Aim of the exercise
A verbatim repeat of the records beneath this line is needed.

Material provided
⟨
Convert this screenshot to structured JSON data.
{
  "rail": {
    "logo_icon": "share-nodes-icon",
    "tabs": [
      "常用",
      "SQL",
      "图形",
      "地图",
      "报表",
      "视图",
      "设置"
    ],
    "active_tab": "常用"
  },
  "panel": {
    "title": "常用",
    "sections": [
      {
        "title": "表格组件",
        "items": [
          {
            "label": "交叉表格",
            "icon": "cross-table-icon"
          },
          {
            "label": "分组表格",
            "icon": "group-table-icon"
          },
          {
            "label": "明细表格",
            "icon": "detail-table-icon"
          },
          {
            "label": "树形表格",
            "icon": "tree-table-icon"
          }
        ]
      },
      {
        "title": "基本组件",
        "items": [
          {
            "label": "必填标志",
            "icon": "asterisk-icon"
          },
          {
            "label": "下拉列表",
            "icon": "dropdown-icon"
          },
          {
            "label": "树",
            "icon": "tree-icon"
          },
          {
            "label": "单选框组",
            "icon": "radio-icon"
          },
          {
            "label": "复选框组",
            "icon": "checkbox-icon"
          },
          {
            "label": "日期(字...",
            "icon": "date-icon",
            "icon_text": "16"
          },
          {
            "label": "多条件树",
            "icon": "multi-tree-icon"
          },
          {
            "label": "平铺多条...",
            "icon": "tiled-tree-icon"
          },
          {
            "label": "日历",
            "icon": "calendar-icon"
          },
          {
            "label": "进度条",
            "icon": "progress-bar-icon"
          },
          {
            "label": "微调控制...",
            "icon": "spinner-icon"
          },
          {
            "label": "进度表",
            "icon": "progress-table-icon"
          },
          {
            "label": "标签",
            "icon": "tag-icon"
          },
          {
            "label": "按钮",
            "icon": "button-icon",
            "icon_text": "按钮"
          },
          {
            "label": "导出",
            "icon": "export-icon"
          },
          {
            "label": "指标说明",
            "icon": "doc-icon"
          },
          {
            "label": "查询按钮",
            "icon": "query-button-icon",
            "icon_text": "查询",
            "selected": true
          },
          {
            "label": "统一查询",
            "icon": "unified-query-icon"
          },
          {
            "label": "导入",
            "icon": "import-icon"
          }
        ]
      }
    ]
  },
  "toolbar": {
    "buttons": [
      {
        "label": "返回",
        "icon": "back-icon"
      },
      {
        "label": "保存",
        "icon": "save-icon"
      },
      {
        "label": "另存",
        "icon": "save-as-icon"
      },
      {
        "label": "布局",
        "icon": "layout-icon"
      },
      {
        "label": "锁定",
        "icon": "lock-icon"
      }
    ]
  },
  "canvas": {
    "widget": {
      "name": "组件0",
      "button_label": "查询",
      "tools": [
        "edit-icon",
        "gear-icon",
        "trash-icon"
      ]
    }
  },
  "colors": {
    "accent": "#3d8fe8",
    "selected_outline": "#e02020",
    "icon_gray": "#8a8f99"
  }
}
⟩
Result for this exercise
Convert this screenshot to structured JSON data.
{
  "rail": {
    "logo_icon": "share-nodes-icon",
    "tabs": [
      "常用",
      "SQL",
      "图形",
      "地图",
      "报表",
      "视图",
      "设置"
    ],
    "active_tab": "常用"
  },
  "panel": {
    "title": "常用",
    "sections": [
      {
        "title": "表格组件",
        "items": [
          {
            "label": "交叉表格",
            "icon": "cross-table-icon"
          },
          {
            "label": "分组表格",
            "icon": "group-table-icon"
          },
          {
            "label": "明细表格",
            "icon": "detail-table-icon"
          },
          {
            "label": "树形表格",
            "icon": "tree-table-icon"
          }
        ]
      },
      {
        "title": "基本组件",
        "items": [
          {
            "label": "必填标志",
            "icon": "asterisk-icon"
          },
          {
            "label": "下拉列表",
            "icon": "dropdown-icon"
          },
          {
            "label": "树",
            "icon": "tree-icon"
          },
          {
            "label": "单选框组",
            "icon": "radio-icon"
          },
          {
            "label": "复选框组",
            "icon": "checkbox-icon"
          },
          {
            "label": "日期(字...",
            "icon": "date-icon",
            "icon_text": "16"
          },
          {
            "label": "多条件树",
            "icon": "multi-tree-icon"
          },
          {
            "label": "平铺多条...",
            "icon": "tiled-tree-icon"
          },
          {
            "label": "日历",
            "icon": "calendar-icon"
          },
          {
            "label": "进度条",
            "icon": "progress-bar-icon"
          },
          {
            "label": "微调控制...",
            "icon": "spinner-icon"
          },
          {
            "label": "进度表",
            "icon": "progress-table-icon"
          },
          {
            "label": "标签",
            "icon": "tag-icon"
          },
          {
            "label": "按钮",
            "icon": "button-icon",
            "icon_text": "按钮"
          },
          {
            "label": "导出",
            "icon": "export-icon"
          },
          {
            "label": "指标说明",
            "icon": "doc-icon"
          },
          {
            "label": "查询按钮",
            "icon": "query-button-icon",
            "icon_text": "查询",
            "selected": true
          },
          {
            "label": "统一查询",
            "icon": "unified-query-icon"
          },
          {
            "label": "导入",
            "icon": "import-icon"
          }
        ]
      }
    ]
  },
  "toolbar": {
    "buttons": [
      {
        "label": "返回",
        "icon": "back-icon"
      },
      {
        "label": "保存",
        "icon": "save-icon"
      },
      {
        "label": "另存",
        "icon": "save-as-icon"
      },
      {
        "label": "布局",
        "icon": "layout-icon"
      },
      {
        "label": "锁定",
        "icon": "lock-icon"
      }
    ]
  },
  "canvas": {
    "widget": {
      "name": "组件0",
      "button_label": "查询",
      "tools": [
        "edit-icon",
        "gear-icon",
        "trash-icon"
      ]
    }
  },
  "colors": {
    "accent": "#3d8fe8",
    "selected_outline": "#e02020",
    "icon_gray": "#8a8f99"
  }
}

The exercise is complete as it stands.